Oaxaca has to be one of the most intoxicating places we’ve ever been. Alive with intense vivid colours and vibrant live music. I guess it helps to be here during Guelaguetza, or Los Lunes del Cerro (Mondays on the Hill), an annual indigenous cultural festival held on the last two Mondays of July and bringing together all seven regions of Oaxaca State.
The participants have already been assembling for days and there are dozens of walking bands with highly polished brass instruments, local girls in brightly coloured swirling dresses balancing huge floral arrangements on their heads and young men and boys rhythmically manoeuvring enormous papier mache figures on tall white poles, all parading up and down the streets as if to announce their arrival in Oaxaca.
What makes this so wonderful is that each group represents a particular community that’s competing or participating in Guelaguetza, so they’re accompanied by, followed along by, their proud fellow villagers.
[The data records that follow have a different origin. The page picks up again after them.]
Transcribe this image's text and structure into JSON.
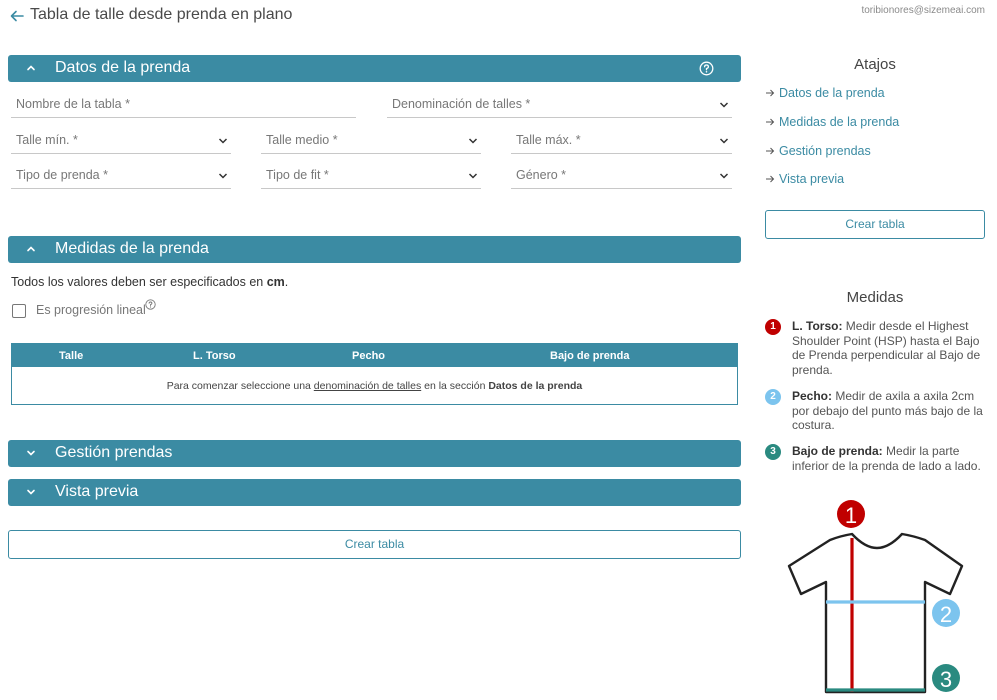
{
  "header": {
    "title": "Tabla de talle desde prenda en plano",
    "user_email": "toribionores@sizemeai.com"
  },
  "sections": {
    "datos": {
      "label": "Datos de la prenda"
    },
    "medidas": {
      "label": "Medidas de la prenda"
    },
    "gestion": {
      "label": "Gestión prendas"
    },
    "vista": {
      "label": "Vista previa"
    }
  },
  "form": {
    "nombre_tabla": "Nombre de la tabla *",
    "denominacion": "Denominación de talles *",
    "talle_min": "Talle mín. *",
    "talle_medio": "Talle medio *",
    "talle_max": "Talle máx. *",
    "tipo_prenda": "Tipo de prenda *",
    "tipo_fit": "Tipo de fit *",
    "genero": "Género *"
  },
  "medidas_panel": {
    "note_prefix": "Todos los valores deben ser especificados en ",
    "note_unit": "cm",
    "note_suffix": ".",
    "progresion_label": "Es progresión lineal",
    "table": {
      "headers": [
        "Talle",
        "L. Torso",
        "Pecho",
        "Bajo de prenda"
      ],
      "empty_prefix": "Para comenzar seleccione una ",
      "empty_link": "denominación de talles",
      "empty_middle": " en la sección ",
      "empty_section": "Datos de la prenda"
    }
  },
  "actions": {
    "crear_tabla": "Crear tabla"
  },
  "sidebar": {
    "shortcuts_title": "Atajos",
    "shortcuts": [
      "Datos de la prenda",
      "Medidas de la prenda",
      "Gestión prendas",
      "Vista previa"
    ],
    "crear_tabla": "Crear tabla",
    "medidas_title": "Medidas",
    "measures": [
      {
        "num": "1",
        "name": "L. Torso:",
        "desc": " Medir desde el Highest Shoulder Point (HSP) hasta el Bajo de Prenda perpendicular al Bajo de prenda.",
        "color": "#c00000"
      },
      {
        "num": "2",
        "name": "Pecho:",
        "desc": " Medir de axila a axila 2cm por debajo del punto más bajo de la costura.",
        "color": "#7cc4ee"
      },
      {
        "num": "3",
        "name": "Bajo de prenda:",
        "desc": " Medir la parte inferior de la prenda de lado a lado.",
        "color": "#2a8a80"
      }
    ],
    "diagram_numbers": [
      "1",
      "2",
      "3"
    ]
  },
  "colors": {
    "accent": "#3b8ba3"
  }
}
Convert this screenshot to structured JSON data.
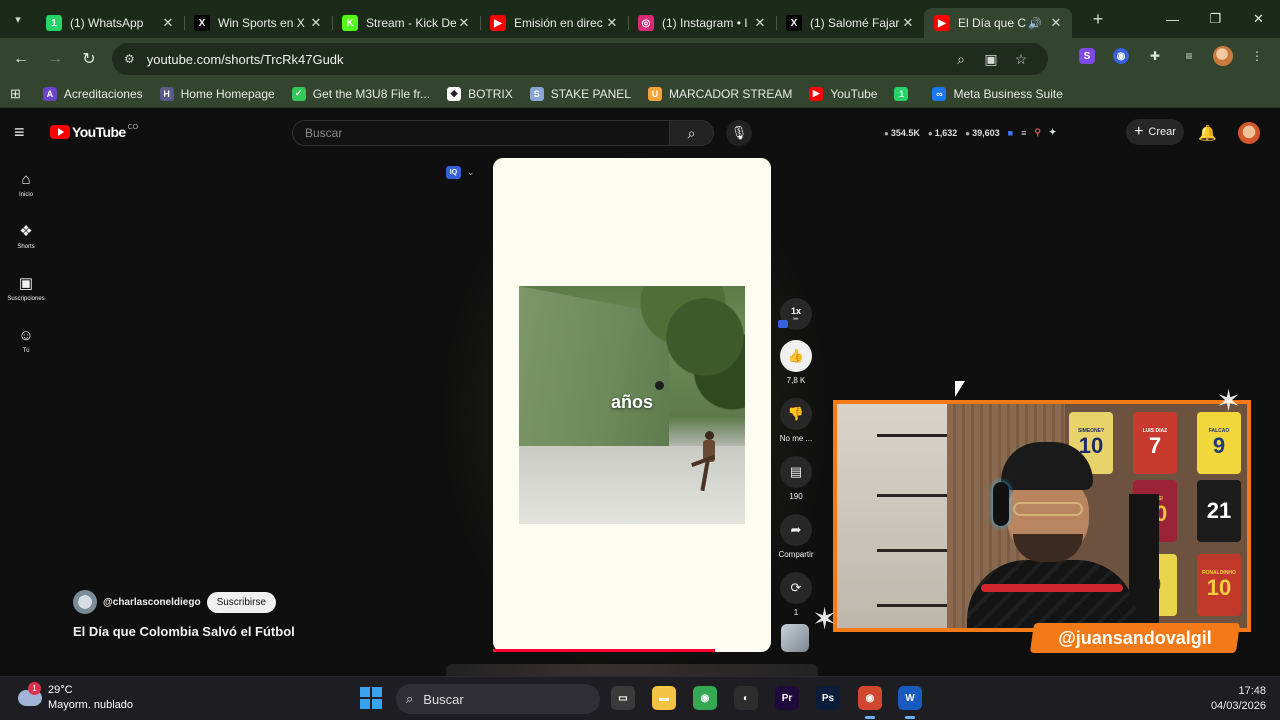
{
  "browser": {
    "tabs": [
      {
        "title": "(1) WhatsApp",
        "icon": "whatsapp-icon",
        "color": "#25d366",
        "glyph": "1"
      },
      {
        "title": "Win Sports en X",
        "icon": "x-icon",
        "color": "#000000",
        "glyph": "X"
      },
      {
        "title": "Stream - Kick De",
        "icon": "kick-icon",
        "color": "#53fc18",
        "glyph": "K"
      },
      {
        "title": "Emisión en direc",
        "icon": "youtube-icon",
        "color": "#ff0000",
        "glyph": "▶"
      },
      {
        "title": "(1) Instagram • I",
        "icon": "instagram-icon",
        "color": "#d62976",
        "glyph": "◎"
      },
      {
        "title": "(1) Salomé Fajar",
        "icon": "x-icon",
        "color": "#000000",
        "glyph": "X"
      },
      {
        "title": "El Día que C",
        "icon": "youtube-icon",
        "color": "#ff0000",
        "glyph": "▶",
        "active": true
      }
    ],
    "url": "youtube.com/shorts/TrcRk47Gudk",
    "bookmarks": [
      {
        "label": "Acreditaciones",
        "color": "#6a45c9",
        "glyph": "A"
      },
      {
        "label": "Home Homepage",
        "color": "#5a5a8a",
        "glyph": "H"
      },
      {
        "label": "Get the M3U8 File fr...",
        "color": "#34c759",
        "glyph": "✓"
      },
      {
        "label": "BOTRIX",
        "color": "#ffffff",
        "glyph": "◆"
      },
      {
        "label": "STAKE PANEL",
        "color": "#8aa6d8",
        "glyph": "S"
      },
      {
        "label": "MARCADOR STREAM",
        "color": "#f2a33a",
        "glyph": "U"
      },
      {
        "label": "YouTube",
        "color": "#ff0000",
        "glyph": "▶"
      },
      {
        "label": "",
        "color": "#25d366",
        "glyph": "1"
      },
      {
        "label": "Meta Business Suite",
        "color": "#1877f2",
        "glyph": "∞"
      }
    ]
  },
  "youtube": {
    "logo_text": "YouTube",
    "country": "CO",
    "search_placeholder": "Buscar",
    "stats": [
      "354.5K",
      "1,632",
      "39,603"
    ],
    "create_label": "Crear",
    "sidenav": [
      {
        "label": "Inicio",
        "icon": "home-icon",
        "glyph": "⌂"
      },
      {
        "label": "Shorts",
        "icon": "shorts-icon",
        "glyph": "❖"
      },
      {
        "label": "Suscripciones",
        "icon": "subscriptions-icon",
        "glyph": "▣"
      },
      {
        "label": "Tú",
        "icon": "user-icon",
        "glyph": "☺"
      }
    ],
    "short": {
      "caption": "años",
      "speed": "1x",
      "progress": 0.8,
      "likes": "7,8 K",
      "dislike_label": "No me ...",
      "comments": "190",
      "share_label": "Compartir",
      "remix_count": "1",
      "channel_handle": "@charlasconeldiego",
      "subscribe_label": "Suscribirse",
      "title": "El Día que Colombia Salvó el Fútbol"
    }
  },
  "overlay": {
    "streamer_handle": "@juansandovalgil",
    "jerseys": [
      {
        "name": "SIMEONE?",
        "number": "10",
        "bg": "#e8d36a",
        "fg": "#1d2a6b"
      },
      {
        "name": "LUIS DIAZ",
        "number": "7",
        "bg": "#c93a2e",
        "fg": "#ffffff"
      },
      {
        "name": "FALCAO",
        "number": "9",
        "bg": "#f1d63c",
        "fg": "#1d3a7a"
      },
      {
        "name": "MESSI",
        "number": "10",
        "bg": "#9c2238",
        "fg": "#f2c53d"
      },
      {
        "name": "",
        "number": "21",
        "bg": "#1c1c1c",
        "fg": "#ffffff"
      },
      {
        "name": "",
        "number": "9",
        "bg": "#e8d54a",
        "fg": "#2a3a7a"
      },
      {
        "name": "RONALDINHO",
        "number": "10",
        "bg": "#c0392b",
        "fg": "#f4d03f"
      }
    ]
  },
  "taskbar": {
    "temperature": "29°C",
    "weather_desc": "Mayorm. nublado",
    "weather_badge": "1",
    "search_label": "Buscar",
    "time": "17:48",
    "date": "04/03/2026",
    "apps": [
      {
        "name": "file-explorer-icon",
        "color": "#3a3a3a",
        "glyph": "▭"
      },
      {
        "name": "folder-icon",
        "color": "#f5c344",
        "glyph": "▬"
      },
      {
        "name": "chrome-icon",
        "color": "#34a853",
        "glyph": "◉"
      },
      {
        "name": "obs-icon",
        "color": "#2d2d2d",
        "glyph": "◐"
      },
      {
        "name": "premiere-icon",
        "color": "#1f0a3c",
        "glyph": "Pr"
      },
      {
        "name": "photoshop-icon",
        "color": "#0a1e3c",
        "glyph": "Ps"
      },
      {
        "name": "chrome-alt-icon",
        "color": "#d1462f",
        "glyph": "◉"
      },
      {
        "name": "word-icon",
        "color": "#185abd",
        "glyph": "W"
      }
    ]
  }
}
Kind of like the Pied Piper of Oaxaca, but much louder and brighter!
The town isn’t awash with overseas tourists as you might imagine, but with throngs of Mexicans, mostly locals it seems, dressed up in their finery, and all contributing something to the festival, be it native food (including of course, the obligatory fried grasshoppers, worms and grubs), a stunning array of crafts, textiles, rugs (we want so badly, but can’t because of our self-imposed baggage allowance)… you name it, it’s here.
The walking bands and parades go well into the night and seem to be on a constant circuit of downtown, accompanied, of course, by fire cracker bangs and roars from the crowd. So, this goes on for two more weeks. It could be either exhausting or… we might have to join in. Watch this space.
Highlight of the day – a troupe of medieval lute and guitar players in heavy black period costume parking themselves at an adjacent table, ordering jugs of beer and then singing drinking songs whilst playing – joyously and with enviable camaraderie (Anthony added that bit).